If you've been paying attention, it's no surprise that we're big fans of Janine's blend of vulnerable songwriting and quiet-storm, '90s-indebted R&B, refreshed for a new generation. "Hold On" is the latest in a string of recent singles by the LA-based artist, and all of those songs will be on her debut album, 99, which is coming on May 25. We can hardly wait. Janine's music has always been effective in how easy it is to sing along to, but this one feels like a bid for radio that actually doesn't sacrifice what makes her sound so special. It's a decidedly more upbeat affair that will go well on a party-starter mix, which is nice because if you need something to cool you down or even put you in the mood, Janine's got songs for that, too. At this point, we ask ourselves: What can't she do?
This cute sonic flip of JD Salinger's classic novel comes from GRANT, a singer-songwriter who is already being touted as Sweden's next big thing. It's easy to see why, as "Catcher In the Rye" masters what the Swedes seem to do best: ultra-chic four-to-the-floor beats juxtaposed with confessional, but easy-to-swallow lyrics, and hooks on hooks on hooks, forever. This one is full out with feeling: a confident offering for the girls who dance alone, the boys who want to dance with them and every variation therein.

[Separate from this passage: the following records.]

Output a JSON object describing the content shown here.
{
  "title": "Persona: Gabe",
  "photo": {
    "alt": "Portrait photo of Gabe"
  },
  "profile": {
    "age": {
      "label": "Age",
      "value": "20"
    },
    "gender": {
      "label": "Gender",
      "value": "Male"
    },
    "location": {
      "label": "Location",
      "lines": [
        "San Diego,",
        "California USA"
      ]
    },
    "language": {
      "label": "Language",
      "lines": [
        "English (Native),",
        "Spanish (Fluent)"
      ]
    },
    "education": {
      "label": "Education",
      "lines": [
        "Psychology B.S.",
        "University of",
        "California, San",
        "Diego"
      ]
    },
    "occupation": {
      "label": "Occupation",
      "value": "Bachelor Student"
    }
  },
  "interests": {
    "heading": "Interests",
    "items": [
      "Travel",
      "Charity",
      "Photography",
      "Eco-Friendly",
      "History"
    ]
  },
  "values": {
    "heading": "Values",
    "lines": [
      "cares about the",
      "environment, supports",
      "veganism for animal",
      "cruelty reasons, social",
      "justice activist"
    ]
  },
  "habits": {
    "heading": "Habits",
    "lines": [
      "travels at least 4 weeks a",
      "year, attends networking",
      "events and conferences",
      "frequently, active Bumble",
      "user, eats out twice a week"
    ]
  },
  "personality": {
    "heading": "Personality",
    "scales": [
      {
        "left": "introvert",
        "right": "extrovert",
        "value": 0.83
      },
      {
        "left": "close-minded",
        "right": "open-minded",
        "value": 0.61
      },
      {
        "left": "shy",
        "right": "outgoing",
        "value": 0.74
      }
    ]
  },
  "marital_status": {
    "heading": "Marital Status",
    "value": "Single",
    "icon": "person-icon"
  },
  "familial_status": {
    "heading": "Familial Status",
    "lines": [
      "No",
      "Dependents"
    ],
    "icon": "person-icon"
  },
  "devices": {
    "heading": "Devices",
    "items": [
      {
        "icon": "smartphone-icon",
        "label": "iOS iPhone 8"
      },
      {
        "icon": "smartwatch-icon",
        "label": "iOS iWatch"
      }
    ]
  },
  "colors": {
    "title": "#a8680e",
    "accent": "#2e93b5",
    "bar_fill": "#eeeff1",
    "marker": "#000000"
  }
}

RUSSO is the name of Cailin Russo's (the daughter of Unwritten Law's Scott Russo) punky new band, but "Lonely" sounds like that band has definitely been around the block. It cannily toys with rockstar posturing (catch Russo's intermittent tigress growls), and flips it on its head with lyrics about undeniable sexual prowess coupled with cheeky references to Kanye's greatest hits. The beat and overall feel of "Lonely" is like a rollicking pep rally where the cheerleaders set fire to the bleachers once the onlookers leave, or like every road trip you've ever taken where you get pulled over for speeding and flirt with the officer. No? Just me? Regardless, the point is this is exciting stuff, and RUSSO is certainly a leading act you won't want to miss.
What was your favorite track this week? See you next week, lovers!